I was thinking the same however i don't have anything approaching enough space to back my files up on. i have one drive that's 1tb and a second that's 750 gb. the 750 drive is 93% full and the 1tb drive is 40% full. it's all media files so compression would be a no go to try and save space etc. i think I'm going to have to fumble my way through this update but really have NO idea what I'm doing.

snowpine
November 30th, 2012, 04:19 AM
but really have NO idea what I'm doing.

All the more reason to have a full backup of your important data! Hard drive failure, power surge, buggy software, user error, accident, theft, and it's all gone.
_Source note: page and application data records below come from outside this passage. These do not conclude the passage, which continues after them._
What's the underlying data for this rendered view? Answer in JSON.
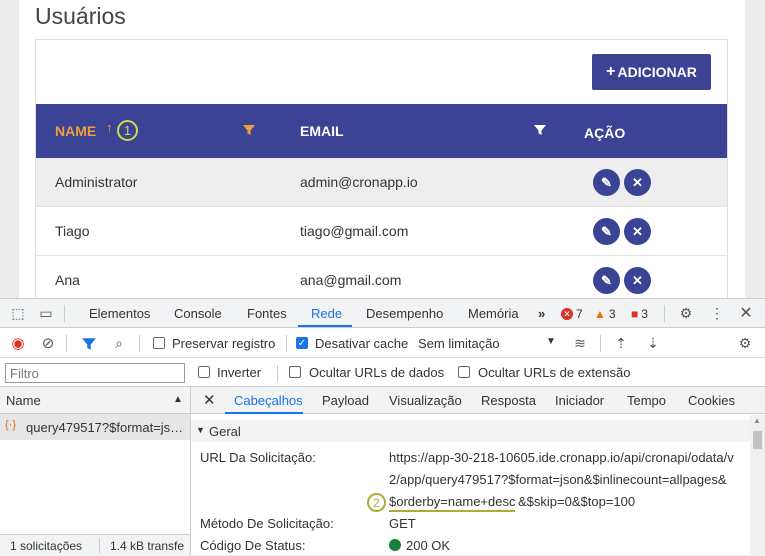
{
  "page": {
    "title": "Usuários",
    "add_button": "ADICIONAR",
    "columns": {
      "name": "NAME",
      "email": "EMAIL",
      "action": "AÇÃO"
    },
    "annotation_1": "1",
    "annotation_2": "2",
    "rows": [
      {
        "name": "Administrator",
        "email": "admin@cronapp.io"
      },
      {
        "name": "Tiago",
        "email": "tiago@gmail.com"
      },
      {
        "name": "Ana",
        "email": "ana@gmail.com"
      }
    ],
    "colors": {
      "primary": "#3b4395",
      "sort_active": "#f19c3e"
    }
  },
  "devtools": {
    "tabs": [
      "Elementos",
      "Console",
      "Fontes",
      "Rede",
      "Desempenho",
      "Memória"
    ],
    "active_tab": "Rede",
    "more": "»",
    "counts": {
      "errors": "7",
      "warnings": "3",
      "issues": "3"
    },
    "toolbar": {
      "preserve_log": "Preservar registro",
      "disable_cache": "Desativar cache",
      "throttling": "Sem limitação"
    },
    "filter_bar": {
      "placeholder": "Filtro",
      "invert": "Inverter",
      "hide_data_urls": "Ocultar URLs de dados",
      "hide_ext_urls": "Ocultar URLs de extensão"
    },
    "request_list": {
      "header": "Name",
      "item": "query479517?$format=js…",
      "footer_requests": "1 solicitações",
      "footer_size": "1.4 kB transfe"
    },
    "detail_tabs": [
      "Cabeçalhos",
      "Payload",
      "Visualização",
      "Resposta",
      "Iniciador",
      "Tempo",
      "Cookies"
    ],
    "active_detail_tab": "Cabeçalhos",
    "section_title": "Geral",
    "headers": {
      "url_label": "URL Da Solicitação:",
      "url_line1": "https://app-30-218-10605.ide.cronapp.io/api/cronapi/odata/v",
      "url_line2": "2/app/query479517?$format=json&$inlinecount=allpages&",
      "url_line3_a": "$orderby=name+desc",
      "url_line3_b": "&$skip=0&$top=100",
      "method_label": "Método De Solicitação:",
      "method_value": "GET",
      "status_label": "Código De Status:",
      "status_value": "200 OK"
    }
  }
}
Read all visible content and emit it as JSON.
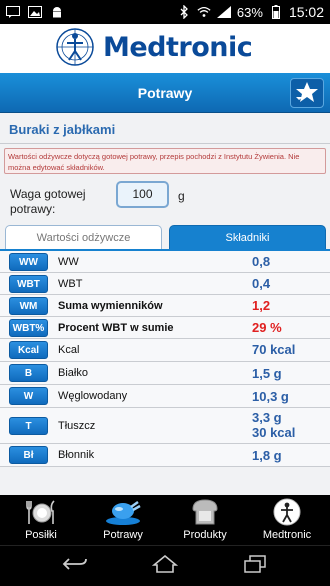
{
  "statusbar": {
    "battery": "63%",
    "time": "15:02"
  },
  "brand": {
    "name": "Medtronic"
  },
  "header": {
    "title": "Potrawy"
  },
  "dish": {
    "name": "Buraki z jabłkami"
  },
  "note": "Wartości odżywcze dotyczą gotowej potrawy, przepis pochodzi z Instytutu Żywienia. Nie można edytować składników.",
  "weight": {
    "label": "Waga gotowej potrawy:",
    "value": "100",
    "unit": "g"
  },
  "tabs": [
    {
      "label": "Wartości odżywcze"
    },
    {
      "label": "Składniki"
    }
  ],
  "nutrients": [
    {
      "badge": "WW",
      "label": "WW",
      "value": "0,8"
    },
    {
      "badge": "WBT",
      "label": "WBT",
      "value": "0,4"
    },
    {
      "badge": "WM",
      "label": "Suma wymienników",
      "value": "1,2"
    },
    {
      "badge": "WBT%",
      "label": "Procent WBT w sumie",
      "value": "29 %"
    },
    {
      "badge": "Kcal",
      "label": "Kcal",
      "value": "70 kcal"
    },
    {
      "badge": "B",
      "label": "Białko",
      "value": "1,5 g"
    },
    {
      "badge": "W",
      "label": "Węglowodany",
      "value": "10,3 g"
    },
    {
      "badge": "T",
      "label": "Tłuszcz",
      "value": "3,3 g",
      "value2": "30 kcal"
    },
    {
      "badge": "Bł",
      "label": "Błonnik",
      "value": "1,8 g"
    }
  ],
  "bottomnav": [
    {
      "label": "Posiłki"
    },
    {
      "label": "Potrawy"
    },
    {
      "label": "Produkty"
    },
    {
      "label": "Medtronic"
    }
  ],
  "colors": {
    "accent": "#1681cf",
    "brand": "#0a4a99",
    "warning": "#e02020",
    "value": "#2b5ea6"
  }
}
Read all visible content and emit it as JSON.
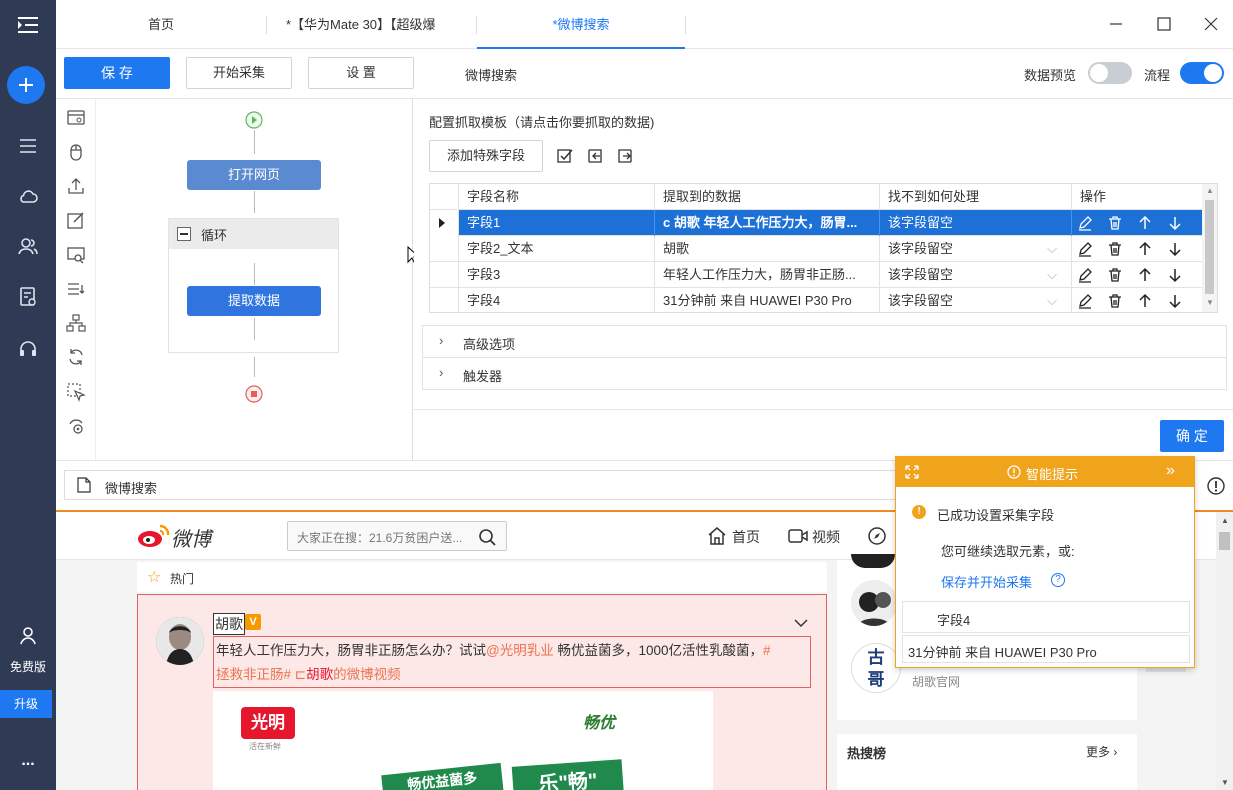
{
  "tabs": [
    {
      "label": "首页"
    },
    {
      "label": "*【华为Mate 30】【超级爆"
    },
    {
      "label": "*微博搜索"
    }
  ],
  "sidebar": {
    "free_label": "免费版",
    "upgrade_label": "升级",
    "more_label": "..."
  },
  "toolbar": {
    "save": "保 存",
    "start": "开始采集",
    "settings": "设 置",
    "task_name": "微博搜索",
    "preview_label": "数据预览",
    "flow_label": "流程"
  },
  "flow": {
    "open_page": "打开网页",
    "loop": "循环",
    "extract": "提取数据"
  },
  "config": {
    "title": "配置抓取模板（请点击你要抓取的数据)",
    "add_field": "添加特殊字段",
    "headers": [
      "字段名称",
      "提取到的数据",
      "找不到如何处理",
      "操作"
    ],
    "rows": [
      {
        "name": "字段1",
        "data": "c 胡歌 年轻人工作压力大，肠胃...",
        "fallback": "该字段留空"
      },
      {
        "name": "字段2_文本",
        "data": "胡歌",
        "fallback": "该字段留空"
      },
      {
        "name": "字段3",
        "data": "年轻人工作压力大，肠胃非正肠...",
        "fallback": "该字段留空"
      },
      {
        "name": "字段4",
        "data": "31分钟前  来自 HUAWEI P30 Pro",
        "fallback": "该字段留空"
      }
    ],
    "advanced": "高级选项",
    "trigger": "触发器",
    "confirm": "确 定"
  },
  "address": {
    "url": "微博搜索"
  },
  "weibo": {
    "logo_text": "微博",
    "search_placeholder": "大家正在搜：21.6万贫困户送...",
    "nav_home": "首页",
    "nav_video": "视频",
    "hot_label": "热门",
    "user_name": "胡歌",
    "post_text_1": "年轻人工作压力大，肠胃非正肠怎么办？试试",
    "post_mention": "@光明乳业",
    "post_text_2": " 畅优益菌多，1000亿活性乳酸菌，",
    "post_tag_1": "#",
    "post_tag_2": "拯救非正肠#",
    "post_video_prefix": " ⊏",
    "post_video_user": "胡歌",
    "post_video_suffix": "的微博视频",
    "ad_brand": "光明",
    "ad_brand_sub": "活在新鲜",
    "ad_brand2": "畅优",
    "ad_banner_1": "畅优益菌多",
    "ad_banner_2": "乐\"畅\"",
    "side_name": "胡歌官网",
    "hot_search_title": "热搜榜",
    "more_label": "更多 ›"
  },
  "tip": {
    "header": "智能提示",
    "success": "已成功设置采集字段",
    "continue": "您可继续选取元素，或:",
    "link": "保存并开始采集",
    "field_name": "字段4",
    "field_value": "31分钟前  来自 HUAWEI P30 Pro"
  },
  "colors": {
    "sidebar_bg": "#2f3a55",
    "accent": "#1e78f0",
    "selection": "#1c70d6",
    "tip_orange": "#f0a41c"
  }
}
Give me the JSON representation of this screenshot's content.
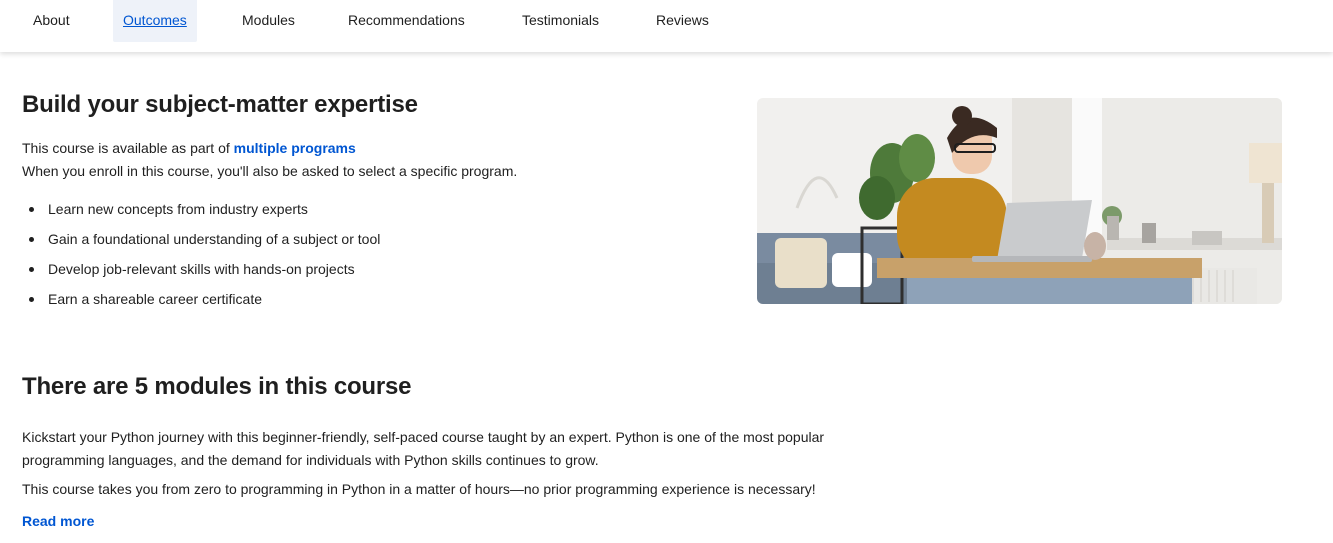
{
  "nav": {
    "tabs": [
      {
        "label": "About"
      },
      {
        "label": "Outcomes",
        "active": true
      },
      {
        "label": "Modules"
      },
      {
        "label": "Recommendations"
      },
      {
        "label": "Testimonials"
      },
      {
        "label": "Reviews"
      }
    ]
  },
  "outcomes": {
    "title": "Build your subject-matter expertise",
    "programs_prefix": "This course is available as part of",
    "programs_link": "multiple programs",
    "enroll_note": "When you enroll in this course, you'll also be asked to select a specific program.",
    "bullets": [
      "Learn new concepts from industry experts",
      "Gain a foundational understanding of a subject or tool",
      "Develop job-relevant skills with hands-on projects",
      "Earn a shareable career certificate"
    ]
  },
  "modules": {
    "title": "There are 5 modules in this course",
    "description_line1": "Kickstart your Python journey with this beginner-friendly, self-paced course taught by an expert. Python is one of the most popular",
    "description_line2": "programming languages, and the demand for individuals with Python skills continues to grow.",
    "description_line3": "This course takes you from zero to programming in Python in a matter of hours—no prior programming experience is necessary!",
    "read_more": "Read more"
  },
  "colors": {
    "link": "#0056d2",
    "active_tab_bg": "#eef2f9",
    "text": "#1f1f1f"
  }
}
External hard drives are really cheap these days relative to the value of a data backup.

On your next install, you may wish to create a separate /home partition (if you haven't already done so, which can be verified with 'df -h'). This means your user data is separate from the system files, so if you understand partitioning concepts, you can reinstall Ubuntu without erasing your personal documents/files. (But this is not a substitute for a true backup plan.) Here's a how-to: http://psychocats.net/ubuntu/separatehome

Just some friendly advice. :)

stockpimp
November 30th, 2012, 04:53 AM
All the more reason to have a full backup of your important data! Hard drive failure, power surge, buggy software, user error, accident, theft, and it's all gone. External hard drives are really cheap these days relative to the value of a data backup.

On your next install, you may wish to create a separate /home partition (if you haven't already done so, which can be verified with 'df -h'). This means your user data is separate from the system files, so if you understand partitioning concepts, you can reinstall Ubuntu without erasing your personal documents/files. (But this is not a substitute for a true backup plan.) Here's a how-to: http://psychocats.net/ubuntu/separatehome

Just some friendly advice. :)

understood. I set it up with the master drive being the 750 gb drive and added the 1tb later as i ran out of room. i think i may be able to dump some of the unwanted / used files if i went on a purging binge. this might allow me to fit / move all files on to the 1 tb drive. i think at that point i could yank the drive and reload the os on the 750 gb drive? sound functional?